Being here with you, it comes naturally to me to think of Jesus, who in the course of his earthly existence always showed special attention to the suffering, healing them and giving them the possibility of returning to a life of family and social relations which illness had compromised.
I am also thinking of the first Christian community, where, as we read in these days in the Acts of the Apostles, many cases of healing and miracles accompanied the Apostles' preaching.
The Church, following the example of her Lord, always expresses special preference for the suffering and, as the President said, sees Christ himself in the suffering and does not cease to offer to the sick the necessary technical assistance and human love, knowing that she is called to express Christ's love and concern for them and for those who care for them.
Technical progress, technology and human love should always go together!
Moreover, Jesus' words, "As you did it to one of the least of these my brethren, you did it to me" (Mt 25:40;45), resonate with special timeliness in this place. In every person stricken with illness it is Jesus himself who waits for our love.
Suffering is of course repugnant to the human spirit; yet, it is true that when it is accepted with love and compassion and illumined by faith, it becomes a precious opportunity that mysteriously unites one to Christ the Redeemer, the Man of sorrows who on the Cross took upon himself human suffering and death.

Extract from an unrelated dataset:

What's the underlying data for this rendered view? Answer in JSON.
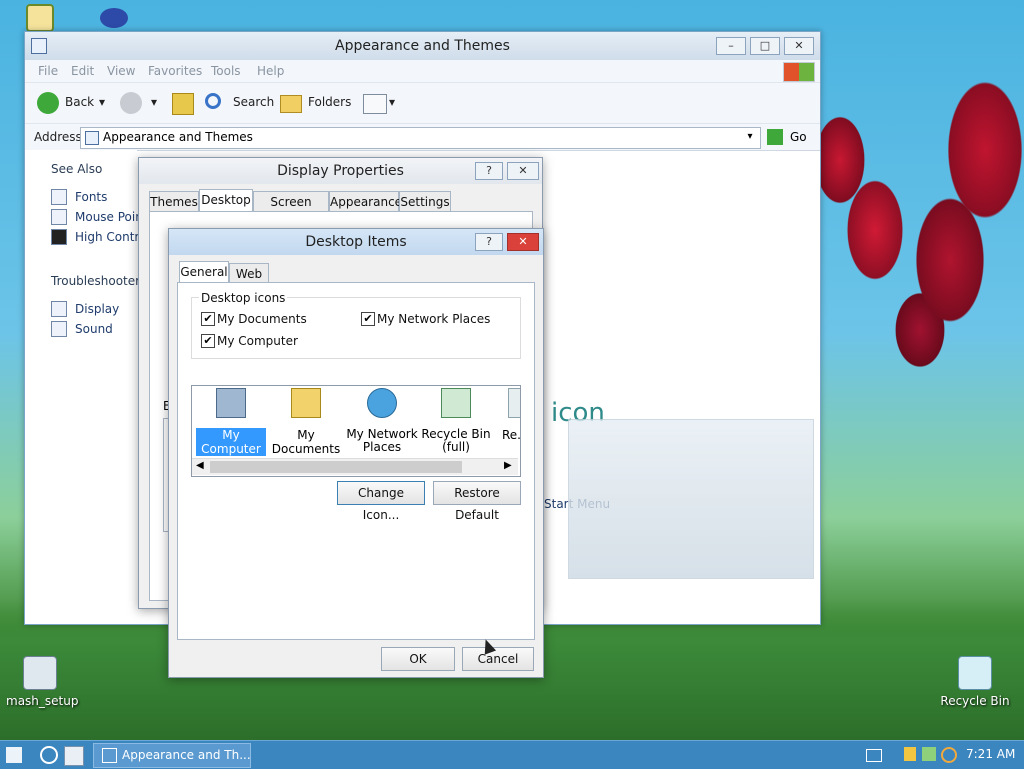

With the sacrifice of his life, he redeemed human suffering and made it the fundamental means of salvation.
Dear sick people, entrust to the Lord the hardships and sorrows that you have to face and in his plan they will become a means of purification and redemption for the whole world.
Dear friends, I assure each and every one of you of my remembrance in prayer and, as I invoke Mary Most Holy, Salus infirmorum -- Health of the Sick -- so that she may protect you and your families, the directors, the doctors and the whole community of the Polyclinic, I impart to you all with affection a special Apostolic Blessing.
© Copyright 2007 -- Libreria Editrice Vaticana